Heart birth defects linked to neighborhood poverty and pollution
The findings bolster previous research and have implications for Philadelphia, the nation’s poorest big city, where many neighborhoods carry the toxic legacy of their industrial pasts.
While the causes of congenital heart defects are often unclear, a new California study shows that poverty and pollution are risk factors.
Preliminary data from the California study will be presented Monday at the American Heart Association’s annual meeting, which began at the Convention Center on Friday.
Congenital heart defects — the most common birth defects — are structural abnormalities that arise in the heart or nearby blood vessels as a fetus is developing. Among newborns, the incidence of these defects has been reported in studies to range between 4 and 10 per 1,000 births.
Although some abnormalities are minor and others can be surgically corrected, an estimated 1.3 million Americans are living with chronic cardiovascular problems stemming from the defects.
The new study, led by scientists from the University of California, San Francisco, mined a large California population database to get six years of health and demographic data for more than 2.4 million newborns and their mothers. The overall incidence of serious heart defects was relatively low — 3.2 per 1,000 births.

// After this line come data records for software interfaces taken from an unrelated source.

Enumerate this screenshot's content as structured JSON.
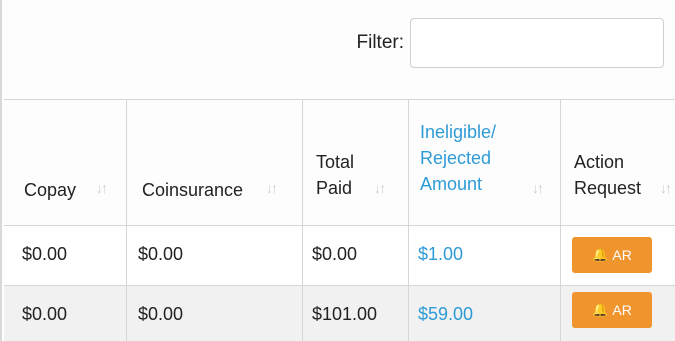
{
  "filter": {
    "label": "Filter:",
    "value": ""
  },
  "columns": [
    {
      "key": "copay",
      "label": "Copay",
      "lines": [
        "Copay"
      ]
    },
    {
      "key": "coinsurance",
      "label": "Coinsurance",
      "lines": [
        "Coinsurance"
      ]
    },
    {
      "key": "total_paid",
      "label": "Total Paid",
      "lines": [
        "Total",
        "Paid"
      ]
    },
    {
      "key": "ineligible",
      "label": "Ineligible/ Rejected Amount",
      "lines": [
        "Ineligible/",
        "Rejected",
        "Amount"
      ],
      "color": "#2e9bd6"
    },
    {
      "key": "action",
      "label": "Action Request",
      "lines": [
        "Action",
        "Request"
      ]
    }
  ],
  "sort_icon": "sort-icon",
  "rows": [
    {
      "copay": "$0.00",
      "coinsurance": "$0.00",
      "total_paid": "$0.00",
      "ineligible": "$1.00",
      "action_label": "AR",
      "action_icon": "bell-icon"
    },
    {
      "copay": "$0.00",
      "coinsurance": "$0.00",
      "total_paid": "$101.00",
      "ineligible": "$59.00",
      "action_label": "AR",
      "action_icon": "bell-icon"
    }
  ],
  "colors": {
    "accent": "#2e9bd6",
    "button": "#f0952e",
    "stripe": "#f1f1f1",
    "border": "#d6d6d6"
  }
}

The team used census and state data to drill down to the neighborhood level, assessing socioeconomics — occupation, education, and wealth — and exposure to pollutants.
In the poorest neighborhoods with the worst environmental pollution — where 10% of the state’s residents live — the odds of a baby being born with a heart defect were almost 40% higher than in the wealthiest, cleanest neighborhoods. Even in the least polluted neighborhoods, low socioeconomic status was linked to about a 23% increase in heart birth defects.
The study found only an association. It was not designed to determine exactly how neighborhood conditions acted on pregnant women to produce a higher risk of birth defects.
Genetics plays a role in congenital heart defects, but so do mothers’ health problems and habits. Previous studies have found that diabetes, hypertension, smoking, and drinking during pregnancy increase the risk of such defects. Economically disadvantaged children are also at higher risk of dying of problems related to heart birth defects, a study published earlier this year found.
The authors’ conclusion noted that pollution and poverty “may precede other risk factors in the causal pathway to the development” of congenital heart defects “and may be a target for social policy initiatives.”
“Basically, it’s not social deprivation itself that increases the risk of congenital heart defects, but other factors that occur as a result of social deprivation,” said lead researcher Shabnam Peyvandi, a UCSF professor of pediatrics, epidemiology, and statistics.